And his older brother, Trevor, is in his freshman year at UMaine after transferring from the University of Maryland. He will pitch for the UMaine baseball team like he did in Maryland.
Now 19-year-old York native Delaney is the Black Bears starting midfielder – and continues the LaBonte family’s competitive legacy at UMaine.
UMaine football coach Scott Atherley was a football player at UMaine when his father was the Black Bears quarterback and said there was a family trait that definitely stands out.
âThey are very, very competitive and Delaney is just as competitive as any of them, maybe more so,â Atherley said. âSo we knew what we were getting and that really attracted us to bring her here. She was also technical and had skills.

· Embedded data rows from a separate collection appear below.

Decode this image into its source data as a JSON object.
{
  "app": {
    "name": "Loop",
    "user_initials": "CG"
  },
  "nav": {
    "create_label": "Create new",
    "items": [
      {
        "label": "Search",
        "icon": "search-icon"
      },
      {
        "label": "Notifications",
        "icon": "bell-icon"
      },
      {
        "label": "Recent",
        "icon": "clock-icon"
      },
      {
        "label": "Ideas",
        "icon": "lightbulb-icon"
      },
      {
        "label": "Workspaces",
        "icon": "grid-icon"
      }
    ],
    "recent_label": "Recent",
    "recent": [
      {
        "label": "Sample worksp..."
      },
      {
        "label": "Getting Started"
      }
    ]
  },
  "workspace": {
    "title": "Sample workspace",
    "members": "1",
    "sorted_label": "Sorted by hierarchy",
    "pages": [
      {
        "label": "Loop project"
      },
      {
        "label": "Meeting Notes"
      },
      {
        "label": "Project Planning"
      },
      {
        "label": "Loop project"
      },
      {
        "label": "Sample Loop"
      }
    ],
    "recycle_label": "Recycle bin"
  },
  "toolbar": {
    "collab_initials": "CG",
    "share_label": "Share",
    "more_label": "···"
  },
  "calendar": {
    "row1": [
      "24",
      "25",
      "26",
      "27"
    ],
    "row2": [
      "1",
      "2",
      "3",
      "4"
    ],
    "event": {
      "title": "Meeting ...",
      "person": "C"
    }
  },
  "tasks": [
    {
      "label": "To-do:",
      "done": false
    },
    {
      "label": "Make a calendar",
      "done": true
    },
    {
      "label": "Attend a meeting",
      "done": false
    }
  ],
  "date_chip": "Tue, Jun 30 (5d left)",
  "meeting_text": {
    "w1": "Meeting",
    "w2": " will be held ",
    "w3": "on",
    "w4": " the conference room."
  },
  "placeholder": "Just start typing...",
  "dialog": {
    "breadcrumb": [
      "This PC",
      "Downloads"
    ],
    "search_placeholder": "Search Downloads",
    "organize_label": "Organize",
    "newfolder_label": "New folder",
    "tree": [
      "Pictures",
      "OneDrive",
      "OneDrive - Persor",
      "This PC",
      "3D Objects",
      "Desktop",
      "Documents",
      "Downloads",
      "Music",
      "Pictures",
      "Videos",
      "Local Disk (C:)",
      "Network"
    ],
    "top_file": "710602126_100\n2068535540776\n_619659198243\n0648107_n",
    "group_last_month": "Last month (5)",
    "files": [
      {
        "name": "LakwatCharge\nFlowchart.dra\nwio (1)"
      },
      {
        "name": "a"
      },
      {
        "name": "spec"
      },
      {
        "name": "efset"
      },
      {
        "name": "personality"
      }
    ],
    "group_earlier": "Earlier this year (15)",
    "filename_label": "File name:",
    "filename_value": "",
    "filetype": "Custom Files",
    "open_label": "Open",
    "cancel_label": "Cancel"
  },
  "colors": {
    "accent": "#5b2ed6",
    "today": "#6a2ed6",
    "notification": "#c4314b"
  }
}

Rich LaBonte agreed, saying Delaney is his most competitive child.
âShe had the mentality of being younger. She always had to fight and fight with her older sister and brother. They had a physical advantage but Delaney was relentless.
Delaney, originally from York, admits there is a competitive spirit within his family.
âWe’re going to fight at home to see which of us is the most competitive. There is always some kind of competition going on. We’re all so competitive with each other, it’s fun even if it can be stressful at times, âshe said.
âThey are still talking to each other,â said Rich LaBonte. âWe didn’t teach them competitiveness. It comes from within. But they all have it and we love it.
Delaney said the most important thing his father had taught him was ânothing is given to you. You have to learn it. And no matter what happens, keep going, keep trying.
After suffering a concussion this spring that limited her to just 92 minutes in seven games, Delaney won the starting midfielder spot this fall in sophomore and she will play in the America East opener on Sunday. against the University of Maryland Baltimore County as UMaine’s top scorer. with two goals in five non-conference games.
One of them won the game for the Black Bears 2-1-2.
Atherley said Delaney has excellent anticipation which allows her to be very good at winning the ball. Her tenacity and speed help her put pressure on the opponent and force turnovers and she has the ability to launch an attack if she wins the ball.
On offense, Atherley said she distributed the ball well and could “sail without pressure” with it.
“She is not afraid to go ahead with the attack,” he said.
He also said she works “very hard” off the pitch to keep in shape so that she can keep up with the demands of the game.
âIt’s part of the overall package. You have to work as hard off the pitch as you do on the pitch.
Delaney is happy with her season so far. Even though she is in her second year, she thinks it’s like her first year since she missed so much time this spring with the concussion.
She has played all but 22 of UMaine’s 490 minutes so far this season and looks forward to Sunday. She and her teammates are eager to prove themselves and reach the America East tournament for the first time since 2016.
“We want the teams to leave the field after the game and never want to play us again,” said LaBonte.